Instructions for the task: The entries below contain a stretch that opens with the line containing "Convert this screenshot" and closes with the line containing "Transcribe this image's"; set down that stretch exactly, both ends included, and nothing else.
========================================================================
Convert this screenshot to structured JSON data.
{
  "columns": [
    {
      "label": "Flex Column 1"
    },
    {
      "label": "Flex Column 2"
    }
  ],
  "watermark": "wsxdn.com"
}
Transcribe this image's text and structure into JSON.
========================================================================
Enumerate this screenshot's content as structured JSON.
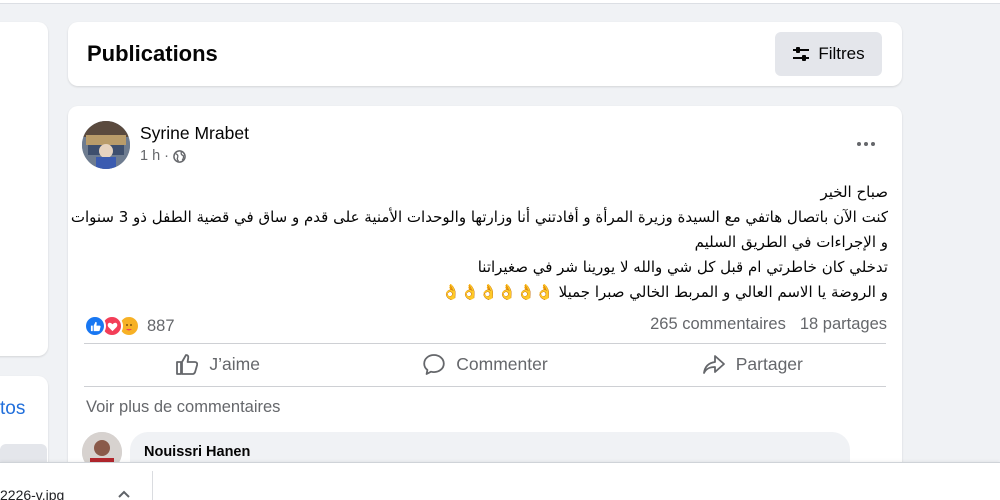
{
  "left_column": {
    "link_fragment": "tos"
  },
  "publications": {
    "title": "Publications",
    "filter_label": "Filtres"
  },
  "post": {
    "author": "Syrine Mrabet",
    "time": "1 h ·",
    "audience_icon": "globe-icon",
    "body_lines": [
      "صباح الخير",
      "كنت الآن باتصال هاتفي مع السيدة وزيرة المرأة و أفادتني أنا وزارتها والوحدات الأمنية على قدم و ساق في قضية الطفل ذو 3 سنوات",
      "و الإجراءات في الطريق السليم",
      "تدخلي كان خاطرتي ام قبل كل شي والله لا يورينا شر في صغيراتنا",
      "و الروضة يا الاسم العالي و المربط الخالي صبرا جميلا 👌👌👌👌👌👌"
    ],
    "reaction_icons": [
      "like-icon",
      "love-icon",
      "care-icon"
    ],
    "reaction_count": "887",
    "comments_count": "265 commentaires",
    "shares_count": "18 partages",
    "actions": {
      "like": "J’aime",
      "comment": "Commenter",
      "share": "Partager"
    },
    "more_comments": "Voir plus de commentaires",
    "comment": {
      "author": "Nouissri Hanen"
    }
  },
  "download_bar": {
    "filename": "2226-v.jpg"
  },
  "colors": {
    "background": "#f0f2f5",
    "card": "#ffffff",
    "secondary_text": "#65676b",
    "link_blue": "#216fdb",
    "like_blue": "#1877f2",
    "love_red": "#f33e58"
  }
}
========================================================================
Your solution:
Convert this screenshot to structured JSON data.
{
  "columns": [
    {
      "label": "Flex Column 1"
    },
    {
      "label": "Flex Column 2"
    }
  ],
  "watermark": "wsxdn.com"
}
Transcribe this image's text and structure into JSON.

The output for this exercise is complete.